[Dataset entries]
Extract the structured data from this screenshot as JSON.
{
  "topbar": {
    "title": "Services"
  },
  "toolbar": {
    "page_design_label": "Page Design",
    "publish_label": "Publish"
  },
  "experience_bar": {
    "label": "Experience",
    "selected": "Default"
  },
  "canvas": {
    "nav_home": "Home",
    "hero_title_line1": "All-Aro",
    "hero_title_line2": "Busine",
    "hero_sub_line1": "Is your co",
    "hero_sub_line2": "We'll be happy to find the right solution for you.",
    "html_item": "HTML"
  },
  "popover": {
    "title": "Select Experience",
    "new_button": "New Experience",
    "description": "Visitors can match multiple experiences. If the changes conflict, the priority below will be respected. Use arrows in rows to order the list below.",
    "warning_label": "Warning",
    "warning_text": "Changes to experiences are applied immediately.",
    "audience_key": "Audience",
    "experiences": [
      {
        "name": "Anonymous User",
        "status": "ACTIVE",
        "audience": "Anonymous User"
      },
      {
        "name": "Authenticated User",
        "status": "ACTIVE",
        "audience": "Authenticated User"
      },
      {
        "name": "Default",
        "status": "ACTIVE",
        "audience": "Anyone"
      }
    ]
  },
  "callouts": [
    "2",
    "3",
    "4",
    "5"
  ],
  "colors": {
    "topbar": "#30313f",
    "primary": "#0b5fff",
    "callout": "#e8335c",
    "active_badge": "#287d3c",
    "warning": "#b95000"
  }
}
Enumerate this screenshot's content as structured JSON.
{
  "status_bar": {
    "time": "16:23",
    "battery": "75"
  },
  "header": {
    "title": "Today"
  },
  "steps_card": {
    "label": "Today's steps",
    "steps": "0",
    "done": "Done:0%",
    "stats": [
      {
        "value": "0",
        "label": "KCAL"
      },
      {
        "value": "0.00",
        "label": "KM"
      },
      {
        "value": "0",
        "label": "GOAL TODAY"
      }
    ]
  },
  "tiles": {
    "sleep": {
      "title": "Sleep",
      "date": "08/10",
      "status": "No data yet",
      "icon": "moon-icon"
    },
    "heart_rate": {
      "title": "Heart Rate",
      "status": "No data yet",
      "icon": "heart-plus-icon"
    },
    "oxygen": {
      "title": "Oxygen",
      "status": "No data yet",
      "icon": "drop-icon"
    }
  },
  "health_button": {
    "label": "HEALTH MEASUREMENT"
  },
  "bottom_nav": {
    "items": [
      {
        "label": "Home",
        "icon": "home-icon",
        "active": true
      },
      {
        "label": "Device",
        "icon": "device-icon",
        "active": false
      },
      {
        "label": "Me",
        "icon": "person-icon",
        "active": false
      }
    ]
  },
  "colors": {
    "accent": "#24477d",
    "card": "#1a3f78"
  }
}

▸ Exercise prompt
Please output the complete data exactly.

▸ Answer space
Extract the structured data from this screenshot as JSON.
{
  "topbar": {
    "title": "Services"
  },
  "toolbar": {
    "page_design_label": "Page Design",
    "publish_label": "Publish"
  },
  "experience_bar": {
    "label": "Experience",
    "selected": "Default"
  },
  "canvas": {
    "nav_home": "Home",
    "hero_title_line1": "All-Aro",
    "hero_title_line2": "Busine",
    "hero_sub_line1": "Is your co",
    "hero_sub_line2": "We'll be happy to find the right solution for you.",
    "html_item": "HTML"
  },
  "popover": {
    "title": "Select Experience",
    "new_button": "New Experience",
    "description": "Visitors can match multiple experiences. If the changes conflict, the priority below will be respected. Use arrows in rows to order the list below.",
    "warning_label": "Warning",
    "warning_text": "Changes to experiences are applied immediately.",
    "audience_key": "Audience",
    "experiences": [
      {
        "name": "Anonymous User",
        "status": "ACTIVE",
        "audience": "Anonymous User"
      },
      {
        "name": "Authenticated User",
        "status": "ACTIVE",
        "audience": "Authenticated User"
      },
      {
        "name": "Default",
        "status": "ACTIVE",
        "audience": "Anyone"
      }
    ]
  },
  "callouts": [
    "2",
    "3",
    "4",
    "5"
  ],
  "colors": {
    "topbar": "#30313f",
    "primary": "#0b5fff",
    "callout": "#e8335c",
    "active_badge": "#287d3c",
    "warning": "#b95000"
  }
}
Enumerate this screenshot's content as structured JSON.
{
  "status_bar": {
    "time": "16:23",
    "battery": "75"
  },
  "header": {
    "title": "Today"
  },
  "steps_card": {
    "label": "Today's steps",
    "steps": "0",
    "done": "Done:0%",
    "stats": [
      {
        "value": "0",
        "label": "KCAL"
      },
      {
        "value": "0.00",
        "label": "KM"
      },
      {
        "value": "0",
        "label": "GOAL TODAY"
      }
    ]
  },
  "tiles": {
    "sleep": {
      "title": "Sleep",
      "date": "08/10",
      "status": "No data yet",
      "icon": "moon-icon"
    },
    "heart_rate": {
      "title": "Heart Rate",
      "status": "No data yet",
      "icon": "heart-plus-icon"
    },
    "oxygen": {
      "title": "Oxygen",
      "status": "No data yet",
      "icon": "drop-icon"
    }
  },
  "health_button": {
    "label": "HEALTH MEASUREMENT"
  },
  "bottom_nav": {
    "items": [
      {
        "label": "Home",
        "icon": "home-icon",
        "active": true
      },
      {
        "label": "Device",
        "icon": "device-icon",
        "active": false
      },
      {
        "label": "Me",
        "icon": "person-icon",
        "active": false
      }
    ]
  },
  "colors": {
    "accent": "#24477d",
    "card": "#1a3f78"
  }
}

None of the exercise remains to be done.